╔══

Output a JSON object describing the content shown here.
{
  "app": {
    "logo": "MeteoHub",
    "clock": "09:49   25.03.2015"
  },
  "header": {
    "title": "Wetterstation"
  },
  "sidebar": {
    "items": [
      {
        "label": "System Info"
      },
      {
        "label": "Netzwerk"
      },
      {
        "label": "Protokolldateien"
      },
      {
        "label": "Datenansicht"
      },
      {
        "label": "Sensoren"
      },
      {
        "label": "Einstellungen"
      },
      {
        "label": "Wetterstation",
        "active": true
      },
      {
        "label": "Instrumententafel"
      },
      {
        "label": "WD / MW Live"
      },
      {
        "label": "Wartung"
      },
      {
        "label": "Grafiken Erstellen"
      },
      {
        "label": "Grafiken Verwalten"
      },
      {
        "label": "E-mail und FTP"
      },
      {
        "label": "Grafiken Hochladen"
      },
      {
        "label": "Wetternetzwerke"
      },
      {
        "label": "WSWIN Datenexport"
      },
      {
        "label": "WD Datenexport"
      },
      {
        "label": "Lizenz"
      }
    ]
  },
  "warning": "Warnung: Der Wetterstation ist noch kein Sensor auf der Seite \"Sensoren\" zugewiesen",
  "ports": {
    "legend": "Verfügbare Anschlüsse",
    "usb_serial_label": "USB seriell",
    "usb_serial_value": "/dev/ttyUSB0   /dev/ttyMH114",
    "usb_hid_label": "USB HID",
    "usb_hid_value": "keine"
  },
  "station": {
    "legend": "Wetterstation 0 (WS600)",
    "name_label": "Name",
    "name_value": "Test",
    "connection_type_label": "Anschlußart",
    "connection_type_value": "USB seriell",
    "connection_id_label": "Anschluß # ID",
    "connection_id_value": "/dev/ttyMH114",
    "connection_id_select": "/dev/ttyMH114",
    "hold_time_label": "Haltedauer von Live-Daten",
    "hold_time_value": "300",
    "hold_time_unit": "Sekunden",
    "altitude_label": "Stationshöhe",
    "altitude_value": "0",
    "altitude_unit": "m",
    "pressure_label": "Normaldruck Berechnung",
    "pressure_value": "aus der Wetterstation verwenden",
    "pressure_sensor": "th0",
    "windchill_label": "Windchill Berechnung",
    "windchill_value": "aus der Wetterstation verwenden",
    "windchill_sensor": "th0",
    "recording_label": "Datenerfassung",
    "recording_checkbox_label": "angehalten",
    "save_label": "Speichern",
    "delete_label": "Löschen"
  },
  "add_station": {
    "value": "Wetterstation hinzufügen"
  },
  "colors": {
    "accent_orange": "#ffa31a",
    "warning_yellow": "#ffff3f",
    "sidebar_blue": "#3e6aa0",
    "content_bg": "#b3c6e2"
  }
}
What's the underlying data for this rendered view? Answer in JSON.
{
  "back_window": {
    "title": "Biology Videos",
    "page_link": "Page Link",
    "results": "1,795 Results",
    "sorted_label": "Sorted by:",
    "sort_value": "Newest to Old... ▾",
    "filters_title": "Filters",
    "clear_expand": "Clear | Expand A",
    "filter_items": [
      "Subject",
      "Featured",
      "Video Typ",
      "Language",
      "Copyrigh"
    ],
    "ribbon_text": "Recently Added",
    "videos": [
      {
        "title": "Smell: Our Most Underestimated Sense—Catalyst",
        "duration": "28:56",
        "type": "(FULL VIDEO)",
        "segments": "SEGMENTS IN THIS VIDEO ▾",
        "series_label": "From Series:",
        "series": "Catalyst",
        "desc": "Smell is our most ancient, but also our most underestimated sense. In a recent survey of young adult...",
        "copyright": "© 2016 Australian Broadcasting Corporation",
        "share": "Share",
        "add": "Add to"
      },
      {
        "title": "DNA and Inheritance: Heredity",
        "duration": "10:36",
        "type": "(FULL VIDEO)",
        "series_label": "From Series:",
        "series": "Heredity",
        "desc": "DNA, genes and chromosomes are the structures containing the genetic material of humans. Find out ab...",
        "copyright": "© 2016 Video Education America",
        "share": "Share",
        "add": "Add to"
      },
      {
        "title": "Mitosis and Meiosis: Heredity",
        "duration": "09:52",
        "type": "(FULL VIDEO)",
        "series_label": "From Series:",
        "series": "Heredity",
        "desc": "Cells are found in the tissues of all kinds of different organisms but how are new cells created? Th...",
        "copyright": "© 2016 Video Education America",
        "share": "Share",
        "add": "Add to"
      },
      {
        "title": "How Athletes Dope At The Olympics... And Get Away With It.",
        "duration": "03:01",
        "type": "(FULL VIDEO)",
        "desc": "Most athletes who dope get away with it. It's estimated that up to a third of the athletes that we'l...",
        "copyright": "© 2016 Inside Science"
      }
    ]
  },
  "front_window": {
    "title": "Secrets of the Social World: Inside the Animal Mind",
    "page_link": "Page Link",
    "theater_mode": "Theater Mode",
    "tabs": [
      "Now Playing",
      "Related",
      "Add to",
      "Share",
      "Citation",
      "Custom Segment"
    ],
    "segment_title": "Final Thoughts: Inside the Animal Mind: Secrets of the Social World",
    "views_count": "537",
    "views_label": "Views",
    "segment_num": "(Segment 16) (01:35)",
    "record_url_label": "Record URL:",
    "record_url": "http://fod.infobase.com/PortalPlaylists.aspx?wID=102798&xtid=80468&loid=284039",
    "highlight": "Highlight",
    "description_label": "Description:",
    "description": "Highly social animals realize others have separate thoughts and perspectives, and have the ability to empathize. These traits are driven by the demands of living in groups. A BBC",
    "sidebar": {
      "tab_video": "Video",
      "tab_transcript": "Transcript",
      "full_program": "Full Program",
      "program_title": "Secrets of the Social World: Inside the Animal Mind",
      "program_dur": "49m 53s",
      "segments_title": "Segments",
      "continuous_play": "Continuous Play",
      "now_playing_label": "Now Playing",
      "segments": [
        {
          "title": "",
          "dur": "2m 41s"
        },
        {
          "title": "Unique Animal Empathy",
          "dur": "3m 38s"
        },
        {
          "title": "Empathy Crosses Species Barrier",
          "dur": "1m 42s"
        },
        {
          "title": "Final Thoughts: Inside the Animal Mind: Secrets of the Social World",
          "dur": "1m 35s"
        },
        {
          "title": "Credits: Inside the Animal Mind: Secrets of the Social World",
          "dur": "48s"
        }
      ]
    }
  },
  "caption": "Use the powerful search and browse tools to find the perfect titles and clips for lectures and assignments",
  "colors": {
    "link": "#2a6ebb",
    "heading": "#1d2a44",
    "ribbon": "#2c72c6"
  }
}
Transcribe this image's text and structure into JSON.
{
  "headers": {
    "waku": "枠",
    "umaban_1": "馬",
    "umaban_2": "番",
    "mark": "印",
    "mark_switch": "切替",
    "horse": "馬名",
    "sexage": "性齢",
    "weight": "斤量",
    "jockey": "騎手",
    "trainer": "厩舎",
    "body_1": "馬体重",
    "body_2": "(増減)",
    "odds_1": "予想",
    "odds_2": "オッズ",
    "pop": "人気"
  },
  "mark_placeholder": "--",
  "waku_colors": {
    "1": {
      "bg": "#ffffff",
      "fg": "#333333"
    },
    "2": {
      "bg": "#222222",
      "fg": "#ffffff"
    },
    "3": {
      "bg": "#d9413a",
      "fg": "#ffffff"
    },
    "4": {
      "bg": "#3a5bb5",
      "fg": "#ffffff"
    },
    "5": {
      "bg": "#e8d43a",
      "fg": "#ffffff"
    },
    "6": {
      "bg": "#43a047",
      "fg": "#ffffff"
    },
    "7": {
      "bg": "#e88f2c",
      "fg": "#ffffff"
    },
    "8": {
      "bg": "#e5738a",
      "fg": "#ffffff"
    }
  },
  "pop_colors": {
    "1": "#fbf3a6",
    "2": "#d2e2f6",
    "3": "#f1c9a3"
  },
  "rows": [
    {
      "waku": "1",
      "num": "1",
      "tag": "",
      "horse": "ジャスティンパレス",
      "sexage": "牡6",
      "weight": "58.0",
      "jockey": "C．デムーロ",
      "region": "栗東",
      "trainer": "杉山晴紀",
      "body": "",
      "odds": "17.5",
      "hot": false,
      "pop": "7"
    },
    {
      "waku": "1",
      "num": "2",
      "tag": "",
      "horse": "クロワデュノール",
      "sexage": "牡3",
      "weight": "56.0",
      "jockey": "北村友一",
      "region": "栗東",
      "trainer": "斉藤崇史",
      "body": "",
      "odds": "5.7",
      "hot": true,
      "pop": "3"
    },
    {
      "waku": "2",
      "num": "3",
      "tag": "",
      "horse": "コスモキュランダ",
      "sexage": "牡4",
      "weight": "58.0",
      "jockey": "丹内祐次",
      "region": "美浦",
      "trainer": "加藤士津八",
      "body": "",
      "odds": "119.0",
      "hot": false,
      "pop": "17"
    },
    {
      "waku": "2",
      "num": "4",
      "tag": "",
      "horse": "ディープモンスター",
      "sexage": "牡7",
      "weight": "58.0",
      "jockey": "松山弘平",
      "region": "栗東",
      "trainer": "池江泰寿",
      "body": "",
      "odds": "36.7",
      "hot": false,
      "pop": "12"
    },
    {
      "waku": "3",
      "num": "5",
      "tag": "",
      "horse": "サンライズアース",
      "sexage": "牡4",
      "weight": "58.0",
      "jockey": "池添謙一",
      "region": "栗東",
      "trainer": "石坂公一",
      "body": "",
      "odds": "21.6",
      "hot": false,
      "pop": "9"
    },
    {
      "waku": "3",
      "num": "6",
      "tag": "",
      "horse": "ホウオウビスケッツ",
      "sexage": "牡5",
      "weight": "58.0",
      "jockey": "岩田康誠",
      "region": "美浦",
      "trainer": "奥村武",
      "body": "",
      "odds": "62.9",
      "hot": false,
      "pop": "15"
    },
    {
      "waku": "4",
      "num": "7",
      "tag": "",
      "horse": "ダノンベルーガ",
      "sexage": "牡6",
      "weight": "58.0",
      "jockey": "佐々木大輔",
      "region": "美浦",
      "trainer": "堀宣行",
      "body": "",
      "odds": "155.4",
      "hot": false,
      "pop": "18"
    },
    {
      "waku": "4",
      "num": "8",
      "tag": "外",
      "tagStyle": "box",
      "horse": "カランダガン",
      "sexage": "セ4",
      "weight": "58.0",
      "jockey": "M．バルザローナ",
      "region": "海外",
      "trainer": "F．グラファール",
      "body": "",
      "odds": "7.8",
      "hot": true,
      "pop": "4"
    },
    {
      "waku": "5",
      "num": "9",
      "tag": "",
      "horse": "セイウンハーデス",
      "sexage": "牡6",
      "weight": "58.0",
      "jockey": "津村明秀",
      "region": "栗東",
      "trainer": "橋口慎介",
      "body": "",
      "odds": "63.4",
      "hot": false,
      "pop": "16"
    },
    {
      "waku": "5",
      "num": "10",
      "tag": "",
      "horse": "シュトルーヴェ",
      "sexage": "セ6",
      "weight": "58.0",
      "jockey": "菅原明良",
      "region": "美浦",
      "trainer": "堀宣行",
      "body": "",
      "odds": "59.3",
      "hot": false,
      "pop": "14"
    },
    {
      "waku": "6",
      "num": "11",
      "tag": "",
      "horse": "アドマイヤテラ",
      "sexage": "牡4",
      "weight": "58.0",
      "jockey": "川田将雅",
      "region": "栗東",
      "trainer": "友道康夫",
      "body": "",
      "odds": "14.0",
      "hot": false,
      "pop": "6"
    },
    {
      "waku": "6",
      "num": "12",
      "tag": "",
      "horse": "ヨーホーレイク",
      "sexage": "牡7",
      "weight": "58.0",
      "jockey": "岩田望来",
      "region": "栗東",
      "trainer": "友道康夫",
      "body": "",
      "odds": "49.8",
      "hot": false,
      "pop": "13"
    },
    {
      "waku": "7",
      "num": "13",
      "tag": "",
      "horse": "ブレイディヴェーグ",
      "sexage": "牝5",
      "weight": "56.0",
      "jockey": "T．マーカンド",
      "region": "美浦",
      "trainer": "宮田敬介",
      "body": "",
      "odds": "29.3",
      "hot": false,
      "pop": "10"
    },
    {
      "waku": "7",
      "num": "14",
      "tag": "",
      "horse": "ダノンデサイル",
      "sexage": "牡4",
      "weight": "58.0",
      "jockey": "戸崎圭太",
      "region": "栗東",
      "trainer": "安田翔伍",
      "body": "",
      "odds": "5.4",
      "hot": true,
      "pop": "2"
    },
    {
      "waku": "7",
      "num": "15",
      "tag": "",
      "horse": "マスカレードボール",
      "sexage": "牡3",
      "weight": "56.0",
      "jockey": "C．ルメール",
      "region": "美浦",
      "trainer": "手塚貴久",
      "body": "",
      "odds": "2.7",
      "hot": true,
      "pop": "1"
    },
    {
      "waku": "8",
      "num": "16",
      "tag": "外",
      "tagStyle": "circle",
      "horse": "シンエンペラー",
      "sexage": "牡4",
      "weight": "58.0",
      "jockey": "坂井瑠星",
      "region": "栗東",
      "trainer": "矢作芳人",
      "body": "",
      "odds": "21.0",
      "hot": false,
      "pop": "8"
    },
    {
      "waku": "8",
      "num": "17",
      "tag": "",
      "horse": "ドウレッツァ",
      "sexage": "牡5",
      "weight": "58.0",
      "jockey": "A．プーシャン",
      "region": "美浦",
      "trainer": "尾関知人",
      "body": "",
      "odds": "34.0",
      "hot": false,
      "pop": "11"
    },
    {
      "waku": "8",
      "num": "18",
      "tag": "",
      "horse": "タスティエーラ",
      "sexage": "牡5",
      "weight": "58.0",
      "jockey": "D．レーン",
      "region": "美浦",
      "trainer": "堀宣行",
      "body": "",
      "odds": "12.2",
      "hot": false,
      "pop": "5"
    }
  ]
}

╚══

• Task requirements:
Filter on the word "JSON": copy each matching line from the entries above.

• Answer box:
Output a JSON object describing the content shown here.
What's the underlying data for this rendered view? Answer in JSON.
Transcribe this image's text and structure into JSON.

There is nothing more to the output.